Friday 30 April 2021
When we talk about branding it’s easy to develop tunnel vision, focusing on how our brand looks (visual identity) or what it sounds like (verbal identity). So in the third and final part of my series on business branding, I’m looking at how what your business does – and how it does it – is absolutely central in defining your overall branding.
In recent years there has been a boom in businesses that respond to a specific ethical issue, such as removing plastic packaging. This has given rise to a myriad of businesses selling innovative new products and placing their ethics up front and centre in their marketing. Yet concepts like brand positioning, customer experience, and company ethos are still seen as the exclusive domain of big business.
But all these things – and more – are an important part of branding. So earlier this month I chatted to brand and marketing specialist Cara Bendon, to find out more about brand foundations and how they can benefit any business – regardless of what it sells, or how big it is.
‘Brand foundations’ may sound intimidating, but these are often just business considerations: Who do you want to sell to? Do you want to be luxury or accessible? How do you want people to feel about buying from you? What do you want your business to be known for?
There are overlaps between brand foundations and business planning in general, for example, pricing may be dictated by materials and manufacturing, determining that a product needs to be positioned as luxury; however there are many areas of brand foundation, such as customer experience and ethics that are key considerations as they impact how the consumer will view their brand.

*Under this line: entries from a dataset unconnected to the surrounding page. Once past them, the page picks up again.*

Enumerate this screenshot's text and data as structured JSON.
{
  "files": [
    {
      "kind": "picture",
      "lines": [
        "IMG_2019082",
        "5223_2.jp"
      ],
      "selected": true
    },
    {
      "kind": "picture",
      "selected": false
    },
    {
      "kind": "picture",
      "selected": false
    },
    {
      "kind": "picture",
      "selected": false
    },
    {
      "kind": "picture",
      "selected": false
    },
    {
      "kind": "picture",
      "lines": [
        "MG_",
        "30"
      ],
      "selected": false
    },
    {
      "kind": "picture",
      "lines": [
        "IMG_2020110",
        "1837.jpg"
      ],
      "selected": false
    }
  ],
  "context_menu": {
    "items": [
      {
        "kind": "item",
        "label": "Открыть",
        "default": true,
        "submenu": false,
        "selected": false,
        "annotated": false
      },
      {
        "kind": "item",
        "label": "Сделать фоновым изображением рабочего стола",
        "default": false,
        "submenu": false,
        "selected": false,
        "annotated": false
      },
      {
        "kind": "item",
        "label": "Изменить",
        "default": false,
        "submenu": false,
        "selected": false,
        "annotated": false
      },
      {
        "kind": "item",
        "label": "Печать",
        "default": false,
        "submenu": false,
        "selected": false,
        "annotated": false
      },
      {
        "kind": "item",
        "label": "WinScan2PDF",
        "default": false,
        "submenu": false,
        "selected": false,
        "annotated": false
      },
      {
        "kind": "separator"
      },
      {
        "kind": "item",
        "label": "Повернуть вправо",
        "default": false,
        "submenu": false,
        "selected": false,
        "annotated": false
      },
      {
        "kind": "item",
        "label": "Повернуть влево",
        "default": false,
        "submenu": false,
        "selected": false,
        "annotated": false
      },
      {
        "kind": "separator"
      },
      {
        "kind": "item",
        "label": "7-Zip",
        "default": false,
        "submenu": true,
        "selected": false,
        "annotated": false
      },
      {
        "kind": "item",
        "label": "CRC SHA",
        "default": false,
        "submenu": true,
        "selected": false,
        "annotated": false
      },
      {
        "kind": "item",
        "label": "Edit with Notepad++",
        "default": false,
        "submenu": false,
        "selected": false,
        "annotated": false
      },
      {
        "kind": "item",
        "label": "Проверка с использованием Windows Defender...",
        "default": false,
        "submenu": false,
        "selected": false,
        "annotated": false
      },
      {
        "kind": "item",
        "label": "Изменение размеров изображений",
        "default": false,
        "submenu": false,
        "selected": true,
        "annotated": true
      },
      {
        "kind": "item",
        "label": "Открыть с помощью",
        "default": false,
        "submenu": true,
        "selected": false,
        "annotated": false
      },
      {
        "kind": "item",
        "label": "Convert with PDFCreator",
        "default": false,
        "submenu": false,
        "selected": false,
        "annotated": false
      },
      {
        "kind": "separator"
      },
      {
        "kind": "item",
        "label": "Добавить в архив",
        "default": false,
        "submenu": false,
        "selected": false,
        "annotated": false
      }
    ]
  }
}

I would recommend that all brands – no matter how small – define their values and vision they have for their business and consider how they can build a brand that anticipates their audience’s needs.
Absolutely. John Lewis’s Never Knowingly Undersold campaign comes to mind immediately – they created a competitor price match policy and then made this their tagline as a statement of their commitment to customer experience; and then they centred an entire marketing campaign around it.
In banking, First Direct was the original disruptor to this sector offering 24-hour customer service – unheard of for a bank! – and made their name as ‘a different kind of bank’ through a series of quirky adverts. They also won praise from customers and when they were voted best bank for service, they broadcast this; the underlying message being ‘don’t let us tell you how great we are, our customers will’. Digital banks Monzo and Starling have followed suit too with their own innovations in this space.
There are lots of brands doing great things in their customer experience, and one notable example would have to be Nudie jeans who offer lifetime free repairs to customers. These brands know that creating an excellent customer experience is their USP over competitor brands and they draw attention to it both to generate uptake of this offer and for the benefit of their brand image.
Demand and availability aren’t just logistics issues, they can impact the brand’s association greatly. Let’s take Pret-A-Manger as an example, a core part of their brand appeal is their wide availability – they are not rare, you wouldn’t travel specifically to go to one, but when you see one on a high street or at an airport you know you are getting your usual sandwich – it’s reliable quality and ubiquitous. On the other hand, brands like Supreme create desirability for their products by releasing a limited number of items in each launch, creating huge anticipation and hype that have made them a cult brand – Supreme fans will queue overnight to get their hands on a product from the brand, and this has elevated their brand from a skate apparel store to one that is worn by rappers and where pieces sell for ten times their original value. In fact, they proved their popularity was their brand and not their clothing designs when they created a brick with their logo on which sold out in minutes.
I use the word ‘foundation’ because I feel these things should be the base blocks of your brand, however it does depend on the business. If your business was founded with a clear vision for creating change, or because of a passion for a specific cause, then your values and vision are going to be central to everything you do. If you inherit a business or you are a freelancer and your business is utilising a skill you’ve always had, it can be harder to think of yourself within this ‘brand foundation’ framework, but my advice would be to consider:
Brands need to evolve and grow, and you don’t have to have all of this figured out before you get your branding created or start selling, but it will give your brand a lot of depth and make decision making and marketing much easier.
Cara is a consultant and speaker with over 12 years’ experience of helping brands of all size forge an effective presence.
Before running her own business, she worked in advertising – including one of the UK’s top 10 agencies. During this time, she saw that the same techniques and tricks were employed by all successful brands to market themselves. With this in mind, she turned her skills to help entrepreneurs create long lasting brands.
In 2013 she founded her branding agency, in which she works with brands ranging from luxury fashion brands to charities, and plenty between. She is passionate about helping small businesses and individuals on their business journeys. www.carabendon.com
Hello! I’m Sarah, an independent typographic designer, helping businesses to communicate their unique selling points through printed marketing and communications.
I’ve been sharing my knowledge about design, typography, marketing, branding and printing since 2014. I hope you enjoy reading my blog.